Component data from apps and pages
== Segment start ==

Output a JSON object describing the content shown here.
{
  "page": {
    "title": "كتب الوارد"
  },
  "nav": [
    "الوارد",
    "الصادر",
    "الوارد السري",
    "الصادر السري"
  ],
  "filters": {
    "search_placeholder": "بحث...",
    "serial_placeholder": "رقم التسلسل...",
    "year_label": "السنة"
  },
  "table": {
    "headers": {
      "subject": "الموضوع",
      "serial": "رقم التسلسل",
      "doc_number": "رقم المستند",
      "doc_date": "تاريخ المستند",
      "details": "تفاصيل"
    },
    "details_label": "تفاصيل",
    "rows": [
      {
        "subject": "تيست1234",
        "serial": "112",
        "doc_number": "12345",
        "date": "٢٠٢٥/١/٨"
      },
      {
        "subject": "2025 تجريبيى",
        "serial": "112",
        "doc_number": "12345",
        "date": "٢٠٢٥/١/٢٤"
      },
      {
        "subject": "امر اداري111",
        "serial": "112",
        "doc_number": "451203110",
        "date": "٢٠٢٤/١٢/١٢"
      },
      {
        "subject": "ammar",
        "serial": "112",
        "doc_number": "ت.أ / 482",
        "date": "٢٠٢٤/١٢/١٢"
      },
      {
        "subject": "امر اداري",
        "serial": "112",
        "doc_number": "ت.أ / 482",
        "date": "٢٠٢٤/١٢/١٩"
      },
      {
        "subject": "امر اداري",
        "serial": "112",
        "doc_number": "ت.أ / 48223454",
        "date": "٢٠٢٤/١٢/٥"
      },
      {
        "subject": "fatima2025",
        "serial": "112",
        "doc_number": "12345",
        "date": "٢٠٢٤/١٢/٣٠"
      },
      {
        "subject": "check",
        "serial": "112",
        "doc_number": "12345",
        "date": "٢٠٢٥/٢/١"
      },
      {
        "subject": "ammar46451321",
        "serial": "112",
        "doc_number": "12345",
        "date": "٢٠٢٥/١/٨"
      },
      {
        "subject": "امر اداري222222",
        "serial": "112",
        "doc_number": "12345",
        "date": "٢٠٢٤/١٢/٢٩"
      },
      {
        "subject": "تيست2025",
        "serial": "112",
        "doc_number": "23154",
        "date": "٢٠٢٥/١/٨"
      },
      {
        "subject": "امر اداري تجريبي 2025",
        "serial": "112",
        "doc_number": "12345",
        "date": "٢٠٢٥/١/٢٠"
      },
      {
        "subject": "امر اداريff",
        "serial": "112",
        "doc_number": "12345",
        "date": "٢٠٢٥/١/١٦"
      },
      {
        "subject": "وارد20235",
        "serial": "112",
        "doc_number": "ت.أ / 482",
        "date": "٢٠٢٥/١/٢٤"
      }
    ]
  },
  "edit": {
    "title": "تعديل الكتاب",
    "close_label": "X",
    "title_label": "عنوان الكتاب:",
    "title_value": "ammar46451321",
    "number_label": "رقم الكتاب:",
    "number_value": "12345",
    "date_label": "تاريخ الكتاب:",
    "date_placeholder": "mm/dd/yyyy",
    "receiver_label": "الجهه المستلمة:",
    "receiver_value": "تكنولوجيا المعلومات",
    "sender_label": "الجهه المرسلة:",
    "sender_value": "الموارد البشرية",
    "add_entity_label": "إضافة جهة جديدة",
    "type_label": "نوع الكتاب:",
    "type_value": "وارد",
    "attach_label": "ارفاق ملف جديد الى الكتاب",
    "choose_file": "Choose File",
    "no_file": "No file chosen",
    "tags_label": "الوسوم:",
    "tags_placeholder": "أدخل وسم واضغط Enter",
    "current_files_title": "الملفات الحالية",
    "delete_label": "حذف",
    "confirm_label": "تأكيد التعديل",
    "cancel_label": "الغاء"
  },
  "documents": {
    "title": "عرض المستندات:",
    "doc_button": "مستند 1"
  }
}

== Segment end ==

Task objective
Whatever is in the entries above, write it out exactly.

Your response
Output a JSON object describing the content shown here.
{
  "page": {
    "title": "كتب الوارد"
  },
  "nav": [
    "الوارد",
    "الصادر",
    "الوارد السري",
    "الصادر السري"
  ],
  "filters": {
    "search_placeholder": "بحث...",
    "serial_placeholder": "رقم التسلسل...",
    "year_label": "السنة"
  },
  "table": {
    "headers": {
      "subject": "الموضوع",
      "serial": "رقم التسلسل",
      "doc_number": "رقم المستند",
      "doc_date": "تاريخ المستند",
      "details": "تفاصيل"
    },
    "details_label": "تفاصيل",
    "rows": [
      {
        "subject": "تيست1234",
        "serial": "112",
        "doc_number": "12345",
        "date": "٢٠٢٥/١/٨"
      },
      {
        "subject": "2025 تجريبيى",
        "serial": "112",
        "doc_number": "12345",
        "date": "٢٠٢٥/١/٢٤"
      },
      {
        "subject": "امر اداري111",
        "serial": "112",
        "doc_number": "451203110",
        "date": "٢٠٢٤/١٢/١٢"
      },
      {
        "subject": "ammar",
        "serial": "112",
        "doc_number": "ت.أ / 482",
        "date": "٢٠٢٤/١٢/١٢"
      },
      {
        "subject": "امر اداري",
        "serial": "112",
        "doc_number": "ت.أ / 482",
        "date": "٢٠٢٤/١٢/١٩"
      },
      {
        "subject": "امر اداري",
        "serial": "112",
        "doc_number": "ت.أ / 48223454",
        "date": "٢٠٢٤/١٢/٥"
      },
      {
        "subject": "fatima2025",
        "serial": "112",
        "doc_number": "12345",
        "date": "٢٠٢٤/١٢/٣٠"
      },
      {
        "subject": "check",
        "serial": "112",
        "doc_number": "12345",
        "date": "٢٠٢٥/٢/١"
      },
      {
        "subject": "ammar46451321",
        "serial": "112",
        "doc_number": "12345",
        "date": "٢٠٢٥/١/٨"
      },
      {
        "subject": "امر اداري222222",
        "serial": "112",
        "doc_number": "12345",
        "date": "٢٠٢٤/١٢/٢٩"
      },
      {
        "subject": "تيست2025",
        "serial": "112",
        "doc_number": "23154",
        "date": "٢٠٢٥/١/٨"
      },
      {
        "subject": "امر اداري تجريبي 2025",
        "serial": "112",
        "doc_number": "12345",
        "date": "٢٠٢٥/١/٢٠"
      },
      {
        "subject": "امر اداريff",
        "serial": "112",
        "doc_number": "12345",
        "date": "٢٠٢٥/١/١٦"
      },
      {
        "subject": "وارد20235",
        "serial": "112",
        "doc_number": "ت.أ / 482",
        "date": "٢٠٢٥/١/٢٤"
      }
    ]
  },
  "edit": {
    "title": "تعديل الكتاب",
    "close_label": "X",
    "title_label": "عنوان الكتاب:",
    "title_value": "ammar46451321",
    "number_label": "رقم الكتاب:",
    "number_value": "12345",
    "date_label": "تاريخ الكتاب:",
    "date_placeholder": "mm/dd/yyyy",
    "receiver_label": "الجهه المستلمة:",
    "receiver_value": "تكنولوجيا المعلومات",
    "sender_label": "الجهه المرسلة:",
    "sender_value": "الموارد البشرية",
    "add_entity_label": "إضافة جهة جديدة",
    "type_label": "نوع الكتاب:",
    "type_value": "وارد",
    "attach_label": "ارفاق ملف جديد الى الكتاب",
    "choose_file": "Choose File",
    "no_file": "No file chosen",
    "tags_label": "الوسوم:",
    "tags_placeholder": "أدخل وسم واضغط Enter",
    "current_files_title": "الملفات الحالية",
    "delete_label": "حذف",
    "confirm_label": "تأكيد التعديل",
    "cancel_label": "الغاء"
  },
  "documents": {
    "title": "عرض المستندات:",
    "doc_button": "مستند 1"
  }
}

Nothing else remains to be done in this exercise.